The Svyatogorsk Icon of the Mother of God: In the year 1563, during the times of Ivan the Terrible, in the environs of Pskov to a native of Voronicha – a fifteen year old shepherd and fool named Timothy, not far from the stream Lugovitsa, there appeared with a miraculous shining in the air an “Umilenie” (“Tenderness”) icon of the Mother of God. This icon was thereafter situated in the Voronicha parish church of Saint George. The voice from the icon announced, that after six years upon this hill would shine forth the grace of God.

In 1569 to this same youth upon the Sinicha hill, there appeared an Hodegetria icon of the Mother of God upon a pine-tree. Timothy spent forty days at this place in fasting and prayer. The miraculous voice from the icon commanded, that the clergy and the people should come to the Sinicha heights with the Umilenie-Tenderness icon on the Friday, following the Sunday of All Saints. When the church procession, made at the command of the Mother of God, reached the hill and began the molieben, at the time of the reading of the Gospel there suddenly shone a light, the air was filled with fragrance and everyone saw upon the pine-tree the Hodegetria icon. Both holy icons, the Hodegetria and the Umilenie, were put into the church of the GreatMartyr George. From them began many miraculous signs and healings, about which reports were made to tsar Ivan IV. Through his ukaz-decree, upon the Sinicha Hill – called from that time the “Svyata” (“Holy”), there was built a chapel, into which were transferred the wonderworking icons. But soon, on the feastday of the Pokrov-Protection of the MostHoly Mother of God, when a church procession with icons was made to Holy Hill, the chapel that night suddenly burned. The fire destroyed everything else inside, but the holy things remained unharmed.
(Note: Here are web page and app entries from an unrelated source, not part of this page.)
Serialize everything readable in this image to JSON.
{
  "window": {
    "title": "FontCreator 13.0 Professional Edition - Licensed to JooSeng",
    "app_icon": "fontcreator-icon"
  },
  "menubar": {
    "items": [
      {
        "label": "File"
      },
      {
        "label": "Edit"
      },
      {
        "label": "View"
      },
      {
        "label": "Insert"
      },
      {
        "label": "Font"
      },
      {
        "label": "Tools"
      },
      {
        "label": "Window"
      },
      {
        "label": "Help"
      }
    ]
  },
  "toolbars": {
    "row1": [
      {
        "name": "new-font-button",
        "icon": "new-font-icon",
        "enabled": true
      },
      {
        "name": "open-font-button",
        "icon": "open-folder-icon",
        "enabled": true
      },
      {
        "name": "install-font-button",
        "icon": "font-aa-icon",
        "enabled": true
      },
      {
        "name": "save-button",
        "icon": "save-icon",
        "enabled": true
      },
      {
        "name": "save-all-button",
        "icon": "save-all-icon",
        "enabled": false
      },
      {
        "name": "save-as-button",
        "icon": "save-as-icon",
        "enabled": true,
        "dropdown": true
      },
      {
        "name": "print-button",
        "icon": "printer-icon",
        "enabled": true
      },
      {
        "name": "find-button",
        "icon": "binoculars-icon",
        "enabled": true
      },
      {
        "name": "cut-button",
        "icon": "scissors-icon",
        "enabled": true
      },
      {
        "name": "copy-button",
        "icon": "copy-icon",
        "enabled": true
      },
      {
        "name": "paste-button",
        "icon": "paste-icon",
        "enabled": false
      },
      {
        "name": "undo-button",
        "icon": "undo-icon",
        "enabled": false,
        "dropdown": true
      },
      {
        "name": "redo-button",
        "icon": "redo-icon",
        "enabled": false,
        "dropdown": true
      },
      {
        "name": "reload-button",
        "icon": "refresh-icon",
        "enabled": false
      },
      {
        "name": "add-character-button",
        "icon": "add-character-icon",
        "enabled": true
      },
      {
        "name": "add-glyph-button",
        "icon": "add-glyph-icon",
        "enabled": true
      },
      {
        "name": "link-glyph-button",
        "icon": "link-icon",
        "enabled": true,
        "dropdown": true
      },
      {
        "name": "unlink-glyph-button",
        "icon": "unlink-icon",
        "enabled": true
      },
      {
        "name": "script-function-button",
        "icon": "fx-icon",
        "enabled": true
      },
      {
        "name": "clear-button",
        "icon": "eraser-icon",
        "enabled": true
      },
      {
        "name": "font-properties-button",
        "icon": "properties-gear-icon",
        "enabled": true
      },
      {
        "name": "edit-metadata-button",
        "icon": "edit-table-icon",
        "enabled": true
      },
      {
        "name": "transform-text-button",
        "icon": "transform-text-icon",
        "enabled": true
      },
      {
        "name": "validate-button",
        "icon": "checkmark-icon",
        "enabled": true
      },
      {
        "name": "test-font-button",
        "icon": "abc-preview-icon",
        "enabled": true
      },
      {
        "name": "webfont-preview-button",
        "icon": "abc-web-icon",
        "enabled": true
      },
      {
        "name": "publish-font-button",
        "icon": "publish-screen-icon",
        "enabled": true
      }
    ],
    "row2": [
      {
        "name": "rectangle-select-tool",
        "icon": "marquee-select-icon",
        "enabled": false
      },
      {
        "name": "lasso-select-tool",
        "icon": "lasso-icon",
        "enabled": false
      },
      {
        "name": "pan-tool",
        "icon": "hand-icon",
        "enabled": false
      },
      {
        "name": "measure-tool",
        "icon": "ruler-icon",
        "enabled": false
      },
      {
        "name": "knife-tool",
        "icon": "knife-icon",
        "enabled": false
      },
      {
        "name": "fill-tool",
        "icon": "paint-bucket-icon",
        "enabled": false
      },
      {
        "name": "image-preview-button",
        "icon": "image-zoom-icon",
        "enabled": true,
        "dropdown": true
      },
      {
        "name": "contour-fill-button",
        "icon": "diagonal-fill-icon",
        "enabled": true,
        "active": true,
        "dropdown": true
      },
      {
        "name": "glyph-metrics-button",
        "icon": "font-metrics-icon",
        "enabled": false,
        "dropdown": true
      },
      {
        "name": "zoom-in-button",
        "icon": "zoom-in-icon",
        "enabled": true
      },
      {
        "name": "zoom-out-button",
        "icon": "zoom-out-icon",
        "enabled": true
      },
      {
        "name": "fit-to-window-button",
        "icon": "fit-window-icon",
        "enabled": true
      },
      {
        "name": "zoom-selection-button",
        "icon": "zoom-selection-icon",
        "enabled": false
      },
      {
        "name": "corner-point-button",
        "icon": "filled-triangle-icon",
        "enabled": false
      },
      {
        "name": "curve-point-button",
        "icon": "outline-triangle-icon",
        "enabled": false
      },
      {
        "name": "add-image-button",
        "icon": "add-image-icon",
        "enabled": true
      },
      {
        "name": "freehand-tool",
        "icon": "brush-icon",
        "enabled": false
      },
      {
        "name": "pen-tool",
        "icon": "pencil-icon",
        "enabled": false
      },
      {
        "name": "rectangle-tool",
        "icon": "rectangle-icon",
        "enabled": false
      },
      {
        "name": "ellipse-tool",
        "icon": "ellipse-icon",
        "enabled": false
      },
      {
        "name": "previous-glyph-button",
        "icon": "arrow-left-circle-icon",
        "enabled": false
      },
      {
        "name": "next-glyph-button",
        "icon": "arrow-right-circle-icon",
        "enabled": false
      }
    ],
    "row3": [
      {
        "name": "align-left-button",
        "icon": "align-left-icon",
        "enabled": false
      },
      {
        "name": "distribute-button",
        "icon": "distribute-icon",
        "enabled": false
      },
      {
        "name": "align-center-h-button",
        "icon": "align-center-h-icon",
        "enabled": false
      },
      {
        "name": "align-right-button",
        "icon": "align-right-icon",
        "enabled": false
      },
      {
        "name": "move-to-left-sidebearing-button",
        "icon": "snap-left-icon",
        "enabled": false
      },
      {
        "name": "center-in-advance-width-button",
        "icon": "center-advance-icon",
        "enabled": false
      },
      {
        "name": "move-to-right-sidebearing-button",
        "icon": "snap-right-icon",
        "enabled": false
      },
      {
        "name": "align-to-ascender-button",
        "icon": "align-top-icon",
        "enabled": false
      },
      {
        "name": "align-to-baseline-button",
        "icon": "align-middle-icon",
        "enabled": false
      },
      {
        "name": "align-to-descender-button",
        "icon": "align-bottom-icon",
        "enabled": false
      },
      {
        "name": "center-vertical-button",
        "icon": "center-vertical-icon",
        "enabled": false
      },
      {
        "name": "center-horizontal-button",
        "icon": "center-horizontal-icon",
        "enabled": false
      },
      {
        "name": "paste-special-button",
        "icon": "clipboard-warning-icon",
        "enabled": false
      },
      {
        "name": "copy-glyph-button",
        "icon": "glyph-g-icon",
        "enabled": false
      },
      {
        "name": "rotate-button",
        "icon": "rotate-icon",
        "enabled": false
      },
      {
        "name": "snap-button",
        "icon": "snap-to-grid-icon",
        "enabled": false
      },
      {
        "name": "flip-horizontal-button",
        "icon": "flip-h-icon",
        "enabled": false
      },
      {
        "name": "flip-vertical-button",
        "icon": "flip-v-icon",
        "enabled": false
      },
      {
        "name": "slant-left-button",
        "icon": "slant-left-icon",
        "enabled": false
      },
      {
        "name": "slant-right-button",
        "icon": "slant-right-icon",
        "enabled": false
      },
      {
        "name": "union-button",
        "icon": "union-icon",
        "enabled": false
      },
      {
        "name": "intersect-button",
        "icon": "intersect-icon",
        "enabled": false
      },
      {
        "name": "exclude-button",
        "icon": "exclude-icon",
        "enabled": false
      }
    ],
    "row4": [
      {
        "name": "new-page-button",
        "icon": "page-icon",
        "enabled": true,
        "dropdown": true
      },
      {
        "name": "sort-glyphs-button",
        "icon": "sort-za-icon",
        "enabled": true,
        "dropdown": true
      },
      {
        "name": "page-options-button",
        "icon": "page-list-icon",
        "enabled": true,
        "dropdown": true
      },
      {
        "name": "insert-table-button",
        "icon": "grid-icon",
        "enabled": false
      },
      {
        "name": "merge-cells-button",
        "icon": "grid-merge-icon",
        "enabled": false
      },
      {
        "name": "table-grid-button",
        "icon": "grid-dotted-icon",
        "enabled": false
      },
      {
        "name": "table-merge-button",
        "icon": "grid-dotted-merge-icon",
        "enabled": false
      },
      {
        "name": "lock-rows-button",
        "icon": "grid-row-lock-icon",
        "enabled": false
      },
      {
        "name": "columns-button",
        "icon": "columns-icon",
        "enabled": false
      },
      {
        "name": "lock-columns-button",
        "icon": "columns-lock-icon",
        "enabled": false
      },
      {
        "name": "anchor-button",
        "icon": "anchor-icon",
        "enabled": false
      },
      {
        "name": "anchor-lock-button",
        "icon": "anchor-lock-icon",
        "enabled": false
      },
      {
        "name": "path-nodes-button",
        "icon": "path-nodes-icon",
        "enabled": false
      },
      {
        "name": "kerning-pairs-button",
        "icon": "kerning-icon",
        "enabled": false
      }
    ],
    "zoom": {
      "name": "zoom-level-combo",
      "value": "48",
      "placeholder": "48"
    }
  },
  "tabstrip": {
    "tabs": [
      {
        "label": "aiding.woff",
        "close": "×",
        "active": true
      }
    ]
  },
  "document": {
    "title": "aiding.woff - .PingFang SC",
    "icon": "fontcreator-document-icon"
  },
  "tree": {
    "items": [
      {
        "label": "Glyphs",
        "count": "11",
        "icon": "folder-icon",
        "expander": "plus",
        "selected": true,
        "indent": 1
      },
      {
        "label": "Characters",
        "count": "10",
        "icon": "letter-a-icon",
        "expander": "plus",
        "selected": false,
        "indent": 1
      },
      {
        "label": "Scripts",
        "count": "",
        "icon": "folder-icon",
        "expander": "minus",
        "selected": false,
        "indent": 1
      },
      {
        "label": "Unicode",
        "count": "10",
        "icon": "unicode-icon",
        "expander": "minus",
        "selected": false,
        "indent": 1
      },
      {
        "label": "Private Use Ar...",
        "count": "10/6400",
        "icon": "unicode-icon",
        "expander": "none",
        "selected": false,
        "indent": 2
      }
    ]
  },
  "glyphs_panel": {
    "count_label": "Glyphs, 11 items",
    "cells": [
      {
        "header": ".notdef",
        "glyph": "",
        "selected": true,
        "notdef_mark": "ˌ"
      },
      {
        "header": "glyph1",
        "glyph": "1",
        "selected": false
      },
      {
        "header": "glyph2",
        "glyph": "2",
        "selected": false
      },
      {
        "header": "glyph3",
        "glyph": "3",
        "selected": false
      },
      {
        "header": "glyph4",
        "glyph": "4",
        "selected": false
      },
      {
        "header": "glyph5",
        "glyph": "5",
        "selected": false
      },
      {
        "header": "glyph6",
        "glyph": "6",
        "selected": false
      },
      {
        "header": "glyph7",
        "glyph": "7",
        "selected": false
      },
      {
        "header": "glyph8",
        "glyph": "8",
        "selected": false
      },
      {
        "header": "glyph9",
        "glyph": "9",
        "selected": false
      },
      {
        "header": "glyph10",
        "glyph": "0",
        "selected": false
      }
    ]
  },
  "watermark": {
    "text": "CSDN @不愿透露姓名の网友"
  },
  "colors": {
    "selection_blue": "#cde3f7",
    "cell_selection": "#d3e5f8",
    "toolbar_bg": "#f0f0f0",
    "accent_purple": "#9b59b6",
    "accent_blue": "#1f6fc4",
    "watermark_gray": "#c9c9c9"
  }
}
On this sacred spot they erected a stone church in honour of the Uspenie-Dormition of the MostHoly Mother of God, the altar of which was situated on the place where the Hodegetria icon had appeared. Both glorified icons were placed into the lower tier of the iconostas: the Hodegetria – on the right side (a chapel in honour of which was built in 1770), and the Umilenie – on the left (a chapel was built in 1776).
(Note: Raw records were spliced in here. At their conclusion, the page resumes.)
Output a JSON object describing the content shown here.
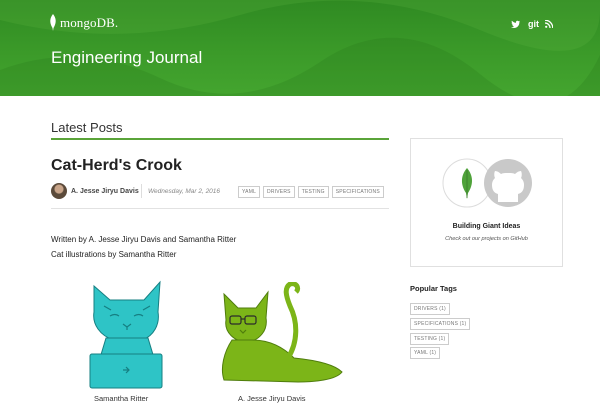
{
  "header": {
    "logo_text": "mongoDB.",
    "site_title": "Engineering Journal",
    "social": [
      {
        "icon": "twitter-icon"
      },
      {
        "label": "git"
      },
      {
        "icon": "rss-icon"
      }
    ],
    "bg_color": "#3b9a29"
  },
  "main": {
    "section_title": "Latest Posts",
    "post": {
      "title": "Cat-Herd's Crook",
      "author": "A. Jesse Jiryu Davis",
      "date": "Wednesday, Mar 2, 2016",
      "tags": [
        "YAML",
        "DRIVERS",
        "TESTING",
        "SPECIFICATIONS"
      ],
      "body_lines": [
        "Written by A. Jesse Jiryu Davis and Samantha Ritter",
        "Cat illustrations by Samantha Ritter"
      ],
      "illustrations": [
        {
          "caption": "Samantha Ritter",
          "color": "#2ec4c6"
        },
        {
          "caption": "A. Jesse Jiryu Davis",
          "color": "#7cb518"
        }
      ]
    }
  },
  "sidebar": {
    "card": {
      "title": "Building Giant Ideas",
      "subtitle": "Check out our projects on GitHub"
    },
    "popular_tags_title": "Popular Tags",
    "popular_tags": [
      "DRIVERS (1)",
      "SPECIFICATIONS (1)",
      "TESTING (1)",
      "YAML (1)"
    ]
  },
  "colors": {
    "accent": "#5aa439",
    "mongo_green": "#4fa23a"
  }
}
In that same year of 1569 on Svyata-Holy Hill was founded the Svyatogorsk (“Holy-Hill”) Uspenie monastery.

Annually on the 1st Friday of the Peter and Paul Lent, the icons are conveyed to the Trinity cathedral of the city of Pskov, and on the following Sunday there is made a procession with them along the inner walls of the city.

The celebration in honour of the Umilenie icon is made on 19 March and on the 9th Friday after Pascha, and in honour of the Hodegetria – on 17 July and on the day of the Pokrov-Protection of the MostHoly Mother of God (i.e. 1 October).

© 1999 by translator Fr. S. Janos